“They’re like an alternative to the guayabera, the barong-like button-down short-sleeved shirt worn by men in Cuba. I’ve had numerous clients before who would shift to having shirt-jacs made once they were in public office,” the designer said.
Like Pacquiao, Manila Mayor Francisco “Isko Moreno” Domagoso wore almost the same outfit for both presidential interviews. The bespectacled Domagoso wore a light blue long-sleeved shirt with the sleeves carefully folded just below the elbows, and tucked into fitted denim jeans. On his feet, pristine white Adidas sneakers. On one wrist he sported a braided leather bracelet while on the other, he wore his Apple Watch with a vivid rainbow strap.
As the youngest candidate, Domagoso is comfortable wearing the barong Tagalog in an official capacity but can also carry off more casual looks—like he did both times—that might appeal to voters.
The rolled-up sleeves signify a willingness to get down to work, the utilitarian denims and sneakers make him relatable to the masses, and the rainbow strap is an obvious wink to the LGBT community—though, ironically, like Pacquiao, Domagoso said in the Soho interview that same-sex marriage shouldn’t be allowed.
The denim-and-sneakers combo is a tack Sen. Panfilo Lacson also seems to have taken.

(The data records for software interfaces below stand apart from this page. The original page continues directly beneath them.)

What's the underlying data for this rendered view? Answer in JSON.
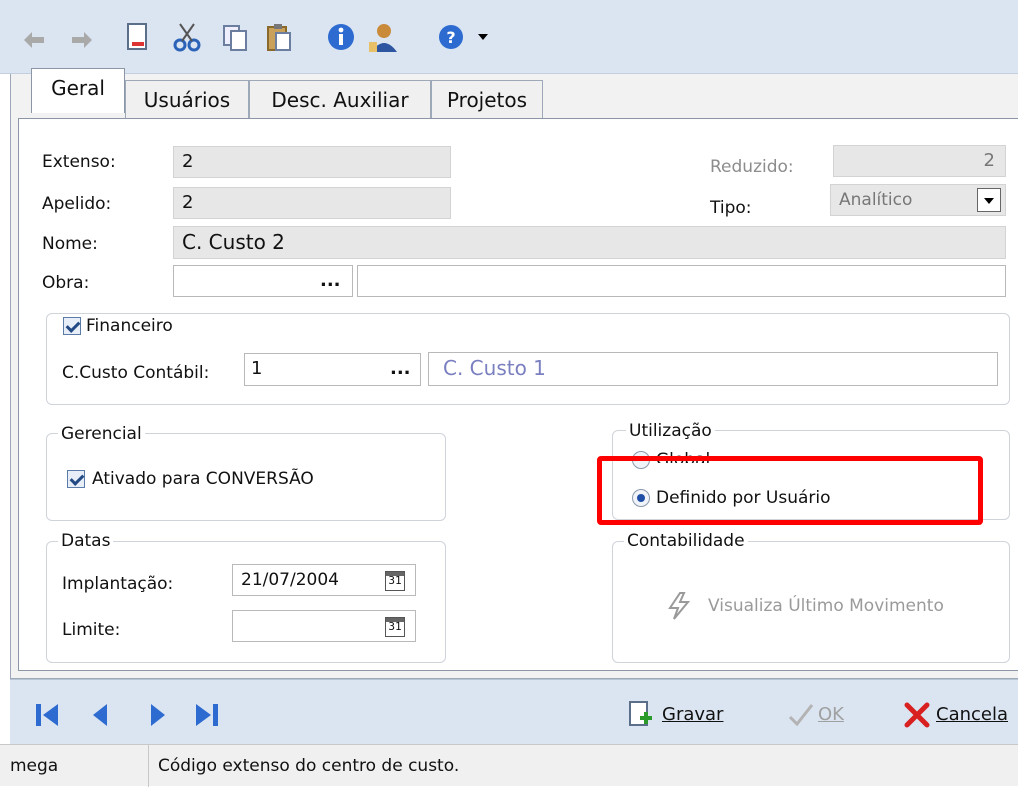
{
  "tabs": [
    "Geral",
    "Usuários",
    "Desc. Auxiliar",
    "Projetos"
  ],
  "fields": {
    "extenso": {
      "label": "Extenso:",
      "value": "2"
    },
    "apelido": {
      "label": "Apelido:",
      "value": "2"
    },
    "nome": {
      "label": "Nome:",
      "value": "C. Custo 2"
    },
    "obra": {
      "label": "Obra:",
      "value": "",
      "lookup": "..."
    },
    "reduzido": {
      "label": "Reduzido:",
      "value": "2"
    },
    "tipo": {
      "label": "Tipo:",
      "value": "Analítico"
    }
  },
  "financeiro": {
    "checkbox_label": "Financeiro",
    "ccusto_label": "C.Custo Contábil:",
    "ccusto_code": "1",
    "ccusto_lookup": "...",
    "ccusto_name": "C. Custo 1"
  },
  "gerencial": {
    "title": "Gerencial",
    "checkbox_label": "Ativado para CONVERSÃO"
  },
  "utilizacao": {
    "title": "Utilização",
    "option_global": "Global",
    "option_user": "Definido por Usuário"
  },
  "datas": {
    "title": "Datas",
    "implantacao_label": "Implantação:",
    "implantacao_value": "21/07/2004",
    "limite_label": "Limite:",
    "limite_value": "",
    "cal_glyph": "31"
  },
  "contabilidade": {
    "title": "Contabilidade",
    "button": "Visualiza Último Movimento"
  },
  "bottom": {
    "save_label": "Gravar",
    "ok_label": "OK",
    "cancel_label": "Cancela"
  },
  "status": {
    "left": "mega",
    "message": "Código extenso do centro de custo."
  },
  "colors": {
    "accent_blue": "#1f5bc4",
    "highlight": "#ff0000",
    "toolbar": "#dbe5f2"
  }
}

He traded the immaculate button-down long-sleeved shirt he wore for the Soho interview, for a look with a decidedly much younger vibe in the second interview: a light blue polo shirt with white collar and cuffs, blue denims, and a pair of Nike Air Jordan sneakers in the exact shade of blue as his shirt.
“In the days and weeks leading up to the elections, candidates have to be at their most relatable so they can connect with ordinary Filipinos,” said Bench stylist Noel Manapat.
It remains to be seen if Lacson’s gamble worked, but one thing’s for sure: it was certainly different. What he didn’t change, however, was the wet look style of his hair that was combed and parted on one side. His long-time barber Dhon Santiago said that he has been cutting the senator’s hair for the past five years.
“He used to go to a Korean stylist but they didn’t seem to understand one another,” said Santiago, who works in a salon in Muntinlupa City. “I only used to cut his son Jay’s hair, but he tried me out and liked the cut I gave. I sometimes suggest ways for the senator to style his hair, but he usually asks for the same cut.”
It might seem frivolous to train our sights on the candidates’ clothes during an election as important as this, but as New York Times fashion director Vanessa Friedman wrote in 2020, “We make instant judgments about one another based on the images we see. It’s human instinct and part of how we decide if someone is likable or believable as a leader—whatever their gender.” INQ